Luego de 30 años, el FMI cierra acuerdo con el Gobierno de Surinam
World Bank launches first country partnership strategy in Suriname in 30 years
The World Bank Group’s board of executive directors has discussed a new country partnership strategy (CPS) for Suriname for 2015-2018. This is the first comprehensive strategy in 30 years.
The new strategy proposes a lending program of about US$60 million to support Suriname’s efforts in leveraging and sustaining its economic growth through greater social inclusiveness and economic diversification.
“Economic growth in the last decade has been strong, but highly dependent on the mining sector. This Country Partnership Strategy and our collaboration with the World Bank Group and other renowned international financial institutions will support our efforts for more sustainable growth, with better opportunities for all,” said Suriname’s Governor of the Central Bank, Gillmore Hoefdraad.
Over the last decade, Suriname has emerged as one of the Caribbean’s best performers in terms of economic growth. However, 30 percent of exports and employment are linked to the extraction, processing and trading of gold, oil and bauxite.
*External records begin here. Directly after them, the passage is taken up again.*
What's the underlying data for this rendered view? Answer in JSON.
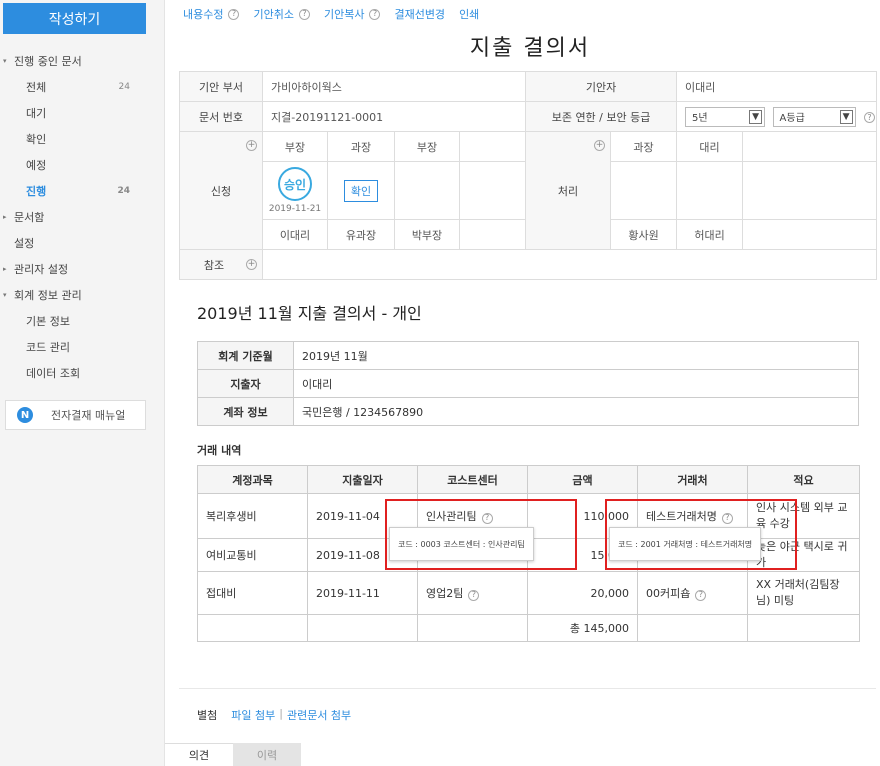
{
  "sidebar": {
    "compose_label": "작성하기",
    "nav": [
      {
        "label": "진행 중인 문서",
        "level": 0,
        "caret": "▾",
        "count": ""
      },
      {
        "label": "전체",
        "level": 1,
        "caret": "",
        "count": "24"
      },
      {
        "label": "대기",
        "level": 1,
        "caret": "",
        "count": ""
      },
      {
        "label": "확인",
        "level": 1,
        "caret": "",
        "count": ""
      },
      {
        "label": "예정",
        "level": 1,
        "caret": "",
        "count": ""
      },
      {
        "label": "진행",
        "level": 1,
        "caret": "",
        "count": "24",
        "active": true
      },
      {
        "label": "문서함",
        "level": 0,
        "caret": "▸",
        "count": ""
      },
      {
        "label": "설정",
        "level": 0,
        "caret": "",
        "count": ""
      },
      {
        "label": "관리자 설정",
        "level": 0,
        "caret": "▸",
        "count": ""
      },
      {
        "label": "회계 정보 관리",
        "level": 0,
        "caret": "▾",
        "count": ""
      },
      {
        "label": "기본 정보",
        "level": 1,
        "caret": "",
        "count": ""
      },
      {
        "label": "코드 관리",
        "level": 1,
        "caret": "",
        "count": ""
      },
      {
        "label": "데이터 조회",
        "level": 1,
        "caret": "",
        "count": ""
      }
    ],
    "manual_icon": "N",
    "manual_label": "전자결재 매뉴얼"
  },
  "toolbar": {
    "edit": "내용수정",
    "cancel": "기안취소",
    "copy": "기안복사",
    "change_line": "결재선변경",
    "print": "인쇄"
  },
  "doc_title": "지출 결의서",
  "approval": {
    "dept_label": "기안 부서",
    "dept_value": "가비아하이웍스",
    "drafter_label": "기안자",
    "drafter_value": "이대리",
    "docno_label": "문서 번호",
    "docno_value": "지결-20191121-0001",
    "retention_label": "보존 연한 / 보안 등급",
    "retention_value": "5년",
    "security_value": "A등급",
    "apply_label": "신청",
    "apply_positions": [
      "부장",
      "과장",
      "부장"
    ],
    "stamp_text": "승인",
    "stamp_date": "2019-11-21",
    "confirm_text": "확인",
    "apply_names": [
      "이대리",
      "유과장",
      "박부장"
    ],
    "process_label": "처리",
    "process_positions": [
      "과장",
      "대리"
    ],
    "process_names": [
      "황사원",
      "허대리"
    ],
    "ref_label": "참조",
    "plus": "+"
  },
  "section_title": "2019년 11월 지출 결의서 - 개인",
  "info": {
    "period_label": "회계 기준월",
    "period_value": "2019년 11월",
    "spender_label": "지출자",
    "spender_value": "이대리",
    "account_label": "계좌 정보",
    "account_value": "국민은행 / 1234567890"
  },
  "tx": {
    "title": "거래 내역",
    "headers": [
      "계정과목",
      "지출일자",
      "코스트센터",
      "금액",
      "거래처",
      "적요"
    ],
    "rows": [
      {
        "account": "복리후생비",
        "date": "2019-11-04",
        "center": "인사관리팀",
        "amount": "110,000",
        "vendor": "테스트거래처명",
        "memo": "인사 시스템 외부 교육 수강"
      },
      {
        "account": "여비교통비",
        "date": "2019-11-08",
        "center": "",
        "amount": "15,000",
        "vendor": "",
        "memo": "늦은 야근 택시로 귀가"
      },
      {
        "account": "접대비",
        "date": "2019-11-11",
        "center": "영업2팀",
        "amount": "20,000",
        "vendor": "00커피숍",
        "memo": "XX 거래처(김팀장님) 미팅"
      }
    ],
    "total": "총 145,000",
    "tip_center": "코드 : 0003   코스트센터 : 인사관리팀",
    "tip_vendor": "코드 : 2001   거래처명 : 테스트거래처명"
  },
  "footer": {
    "attach_label": "별첨",
    "file_link": "파일 첨부",
    "sep": "|",
    "related_link": "관련문서 첨부",
    "tab_opinion": "의견",
    "tab_history": "이력"
  },
  "help_glyph": "?"
}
In addition, the country is highly vulnerable to climate change and the rise in sea levels.
“While Suriname has recorded an average growth of 4.4 percent between 2000 and 2012, poverty remains prevalent, especially in the interior areas, and development progress is highly vulnerable to climatic disasters,” said Sophie Sirtaine, World Bank Country Director for the Caribbean.”
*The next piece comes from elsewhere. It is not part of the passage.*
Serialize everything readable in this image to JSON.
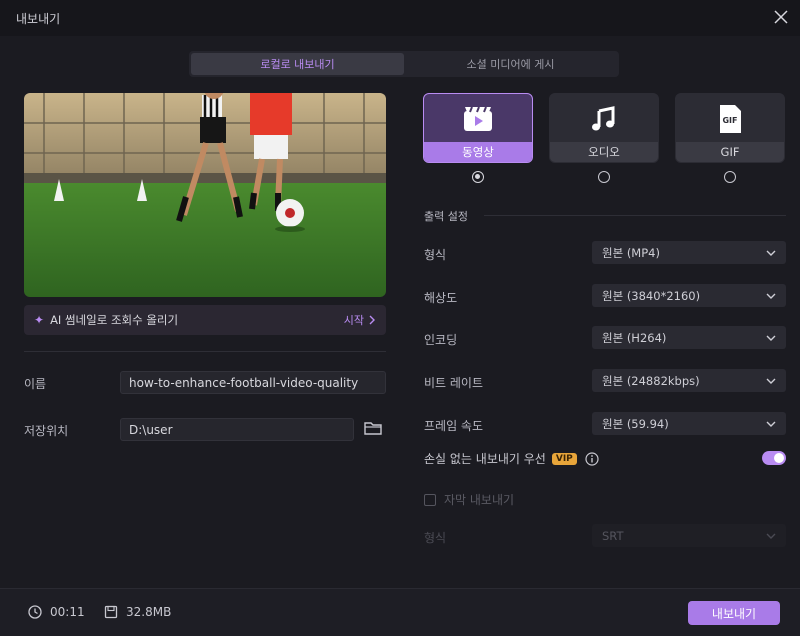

“This renewed partnership reflects a common effort to boost an inclusive private sector growth and build climate resilience,” she added.
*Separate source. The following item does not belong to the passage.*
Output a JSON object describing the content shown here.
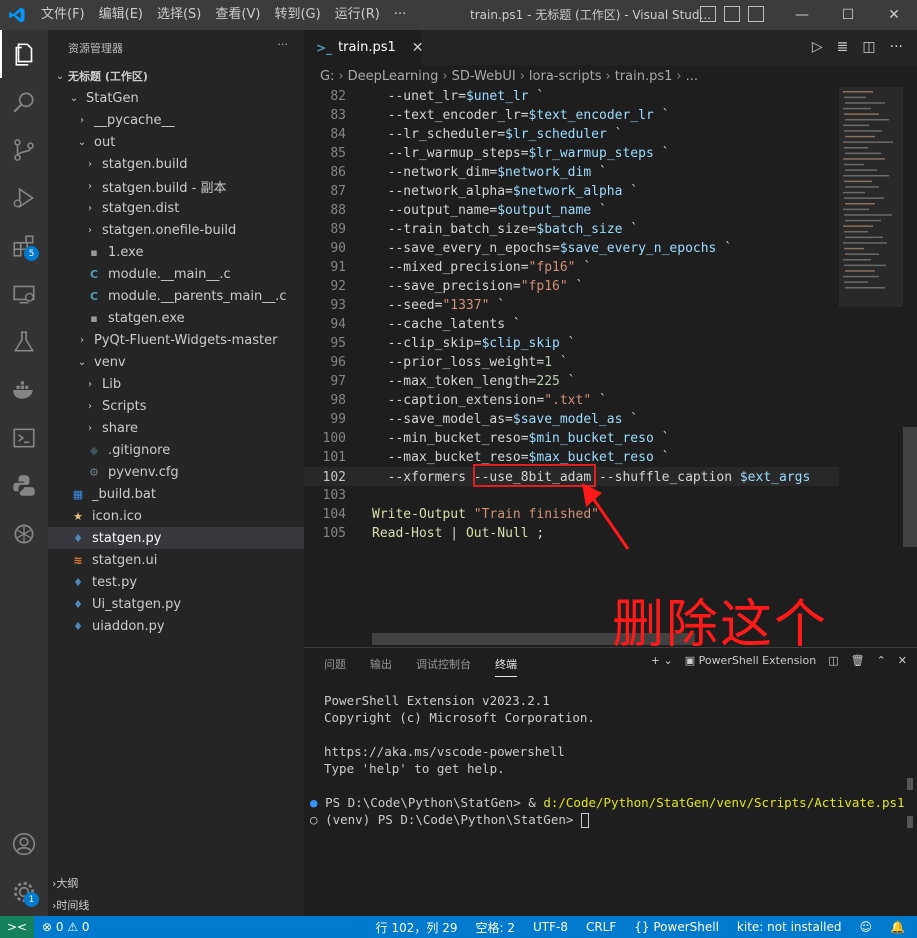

Guided by the priorities of the government’s national development plan, the World Bank Group’s two main areas of support are:
• Improving the business climate by reducing the time needed for an entrepreneur to clear customs, improving access to finance through simplified business regulation and procedures, as well as adopting modern standards for financial reporting transparency.
• In the extractive industries sector, the WBG will focus on disseminating good practices in the areas of transparency, benefit sharing and environment and social impact. While in the agribusiness sector, the WBG will focus on improving environment standards and quality of production.
• Reducing vulnerability to climate change related floods by adopting a comprehensive flood risk management plan focused on the northern coast of Paramaribo, which is highly exposed to floods and erosion. The Government has taken some important risk reduction measures and is looking to scale up its intervention to protect the banks of the Suriname’s river along the city of Paramaribo and improve its urban drainage system. In addition, the WBG will also assist Suriname in better managing the financial cost of natural disasters, for instance through the possibility of participating in the Caribbean Catastrophe Risk Insurance Facility (CCRIF).
As a cross-cutting theme, the country partnership strategy also aims to improve the country’s capacity to measure and analyze data on poverty and gender for informed policy making. In partnership with the ministry of finance and other donors, the Bank will work with the Bureau of Statistics of Suriname to conduct a comprehensive poverty and gender diagnostic.
The CPS lays out the WBG partnership program with Suriname, jointly prepared by the government of Suriname and the World Bank Group, comprised by the World Bank, the International Finance Corporation (IFC), and the Multilateral Investment Guarantee Agency (MIGA).
The World Bank Group’s International Finance Corporation (IFC), the largest global development institution focused exclusively on the private sector, is currently supporting the establishment of Suriname’s first credit reporting system to increase access to finance for underserved borrowers and small businesses. In mid-2012 IFC provided a trade financing credit line of up to US$5 million to boost Surinaamsche Bank’s international trade business. IFC is currently actively exploring investment and advisory opportunities in Suriname.
“IFC stands ready to be a partner for Suriname’s private sector, with the aim of supporting the country’s competitiveness and improving the business climate,” said Jun Zhang, IFC senior manager for the Caribbean. “IFC will focus on developing market opportunities in the financial sector, agribusiness and mining, as well as public-private partnerships.”
This partnership was developed in close partnership with the Surinamese government and in consultation with key private sector, academia, parliament, civil society and external development partners.